Hiked this section with several young couples and singles. Most completed college a year ago and spent a year working to save money. Another thru-hiked in 2000 and was back for a section hike. They are bright, lively, talkative, and delightful. It's a pleasure walking and camping with them.
Getting worried about my feet. After returning from my week at home the first week of June my feet felt great, 20 miles no problem. A week later they felt OK. Two weeks later they hurt like hell, especially on the rocks in Shenandoah Natl Park. Bought new shoes with stiffer soles in Harper's Ferry and spent 4 days trying to break them in but no luck. They felt fine in the store but on the trail the toe box was too small and narrow. Gave those away (fortunately bought on sale), been walking gingerly along in my old trail runners since. Soft ground is no problem but rocks cause shooting pains. Also developing numbness in the balls and toes, which other hikers have also experienced. Finally asked my good wife Karen to overnight my old Vasque leather boots to Boiling Springs. Heavy, clunky, and will stay wet for days, but with a heavy Vibrum sole and steel shank hopefully they will protect my feet. Will pick those up tomorrow.
Yesterday I reached Pine Grove Furnace State Park, the current midpoint of the A.T. I say "current" because the exact midpoint moves each year due to trail rerouting. Pine Grove Furnace is an old iron smelting operation with the huge stone blast furnace still visible. It is famous on the A.T. as the home of the "half gallon challenge": to buy a half gallon of ice cream at the camp store and eat it all as fast as possible. The record is 4 minutes, which scarcely seems possible. I decided long before reaching the park not to participate in this particular bit of insanity. The thought of 1/2 gallon of cream churning in my stomach did not appeal, and I contented my self with an ice cream cone and small sundae (the half quart wimp out?).

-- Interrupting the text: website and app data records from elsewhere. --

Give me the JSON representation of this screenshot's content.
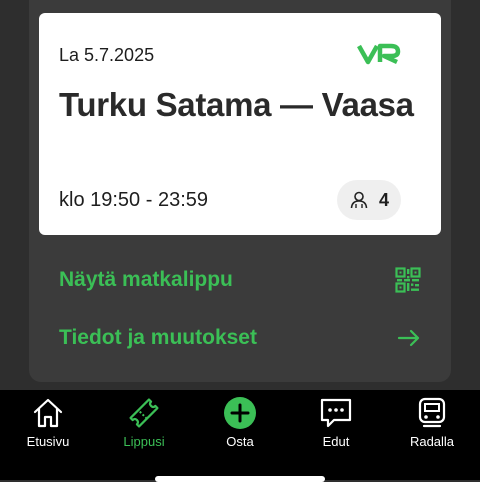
{
  "ticket": {
    "date": "La 5.7.2025",
    "route": "Turku Satama — Vaasa",
    "time": "klo 19:50 - 23:59",
    "passengers": "4",
    "brand": "VR"
  },
  "actions": {
    "show_ticket": "Näytä matkalippu",
    "details": "Tiedot ja muutokset"
  },
  "nav": {
    "items": [
      {
        "label": "Etusivu",
        "icon": "home-icon",
        "active": false
      },
      {
        "label": "Lippusi",
        "icon": "ticket-icon",
        "active": true
      },
      {
        "label": "Osta",
        "icon": "plus-icon",
        "active": false
      },
      {
        "label": "Edut",
        "icon": "chat-icon",
        "active": false
      },
      {
        "label": "Radalla",
        "icon": "train-icon",
        "active": false
      }
    ]
  },
  "colors": {
    "accent": "#3bbf56",
    "background": "#2e2e2e",
    "card": "#ffffff",
    "nav": "#000000"
  }
}
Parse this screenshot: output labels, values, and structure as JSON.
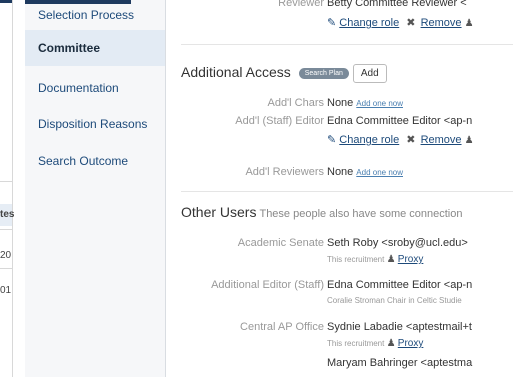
{
  "left_strip": {
    "frag_header": "tes",
    "frag_1": "20",
    "frag_2": "01"
  },
  "sidebar": {
    "items": [
      {
        "label": "Selection Process"
      },
      {
        "label": "Committee"
      },
      {
        "label": "Documentation"
      },
      {
        "label": "Disposition Reasons"
      },
      {
        "label": "Search Outcome"
      }
    ]
  },
  "top": {
    "label": "Reviewer",
    "value": "Betty Committee Reviewer <",
    "change_role": "Change role",
    "remove": "Remove"
  },
  "additional_access": {
    "title": "Additional Access",
    "pill": "Search Plan",
    "add_button": "Add",
    "rows": [
      {
        "label": "Add'l Chars",
        "value": "None",
        "add_link": "Add one now"
      },
      {
        "label": "Add'l (Staff) Editor",
        "value": "Edna Committee Editor <ap-n",
        "change_role": "Change role",
        "remove": "Remove"
      },
      {
        "label": "Add'l Reviewers",
        "value": "None",
        "add_link": "Add one now"
      }
    ]
  },
  "other_users": {
    "title": "Other Users",
    "description": "These people also have some connection",
    "rows": [
      {
        "label": "Academic Senate",
        "value": "Seth Roby <sroby@ucl.edu>",
        "sub": "This recruitment",
        "proxy": "Proxy"
      },
      {
        "label": "Additional Editor (Staff)",
        "value": "Edna Committee Editor <ap-n",
        "sub": "Coralie Stroman Chair in Celtic Studie"
      },
      {
        "label": "Central AP Office",
        "value": "Sydnie Labadie <aptestmail+t",
        "sub": "This recruitment",
        "proxy": "Proxy"
      },
      {
        "label": "",
        "value": "Maryam Bahringer <aptestma"
      }
    ]
  }
}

To celebrate our arrival at the half way point, about 8 of us had a barbecue down by the lake there. I asked a bystander to take our picture with my camera, seven 23 year olds and one 47 year old sitting around a picnic table smiling, hot dogs in hand. One of the 23 year olds, Jaberwock, bought his 1/2 gallon and took it to the barbecue. He is called Jaberwock because he memorizes poetry while walking, and Jaberwocky was his first poem. Jaberwock got through the first third of his 1/2 gallon easily, but it started getting ugly after that. Each spoonful was more difficult. He said he wasn't full and would have liked to eat a hot dog, but the thought of more ice cream was repulsive. He spent a lot of time looking at the ice cream with loathing before forcing one more spoonful down. His girlfriend and buddies were egging him on. After two hours he had eaten or drank all but about 12 oz., which he poured into a plastic cup and was contemplating glumly. The party broke up at that point so I don't know if he completed the challenge or not.
The trail later in PA is famous for its rocks, so I'm hoping my old boots help. Expect to reach the Delaware Water Gap and New Jersey in about 2 weeks. That's all for now.
Best wishes from the Appalachian Trail,